> [WHAT THIS TASK INVOLVES]
Pull every line with "desc" from the data.

> [SOURCE INFORMATION]
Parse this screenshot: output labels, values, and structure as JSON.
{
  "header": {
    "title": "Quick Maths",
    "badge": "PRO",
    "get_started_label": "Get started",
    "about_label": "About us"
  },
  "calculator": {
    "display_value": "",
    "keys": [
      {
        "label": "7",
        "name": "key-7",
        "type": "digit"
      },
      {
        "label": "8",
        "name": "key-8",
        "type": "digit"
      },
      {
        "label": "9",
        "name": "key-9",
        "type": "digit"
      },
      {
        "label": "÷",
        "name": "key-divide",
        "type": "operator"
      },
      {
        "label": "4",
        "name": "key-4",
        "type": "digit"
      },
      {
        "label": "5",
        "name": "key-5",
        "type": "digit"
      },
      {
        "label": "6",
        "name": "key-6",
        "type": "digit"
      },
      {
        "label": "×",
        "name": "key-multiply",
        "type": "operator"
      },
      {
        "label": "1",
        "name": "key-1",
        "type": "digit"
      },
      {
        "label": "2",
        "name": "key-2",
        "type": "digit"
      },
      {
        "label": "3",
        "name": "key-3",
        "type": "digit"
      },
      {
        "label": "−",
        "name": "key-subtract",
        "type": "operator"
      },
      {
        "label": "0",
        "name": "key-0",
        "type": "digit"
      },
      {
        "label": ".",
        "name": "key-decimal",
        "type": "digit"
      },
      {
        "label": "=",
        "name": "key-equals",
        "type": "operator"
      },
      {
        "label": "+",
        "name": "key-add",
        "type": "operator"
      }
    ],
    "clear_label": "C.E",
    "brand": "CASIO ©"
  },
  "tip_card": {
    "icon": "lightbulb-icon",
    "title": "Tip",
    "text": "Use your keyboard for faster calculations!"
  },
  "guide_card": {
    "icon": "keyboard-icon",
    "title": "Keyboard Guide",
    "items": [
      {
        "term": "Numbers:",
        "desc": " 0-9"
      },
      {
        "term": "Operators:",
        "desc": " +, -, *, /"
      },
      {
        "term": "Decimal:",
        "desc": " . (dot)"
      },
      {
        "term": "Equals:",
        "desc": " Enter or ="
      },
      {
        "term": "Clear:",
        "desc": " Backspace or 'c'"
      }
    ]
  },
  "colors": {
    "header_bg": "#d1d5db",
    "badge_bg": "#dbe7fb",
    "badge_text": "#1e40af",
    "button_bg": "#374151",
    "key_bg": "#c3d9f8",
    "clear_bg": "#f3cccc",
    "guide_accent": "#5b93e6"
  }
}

> [EXERCISE SOLUTION]
        "desc": " 0-9"
        "desc": " +, -, *, /"
        "desc": " . (dot)"
        "desc": " Enter or ="
        "desc": " Backspace or 'c'"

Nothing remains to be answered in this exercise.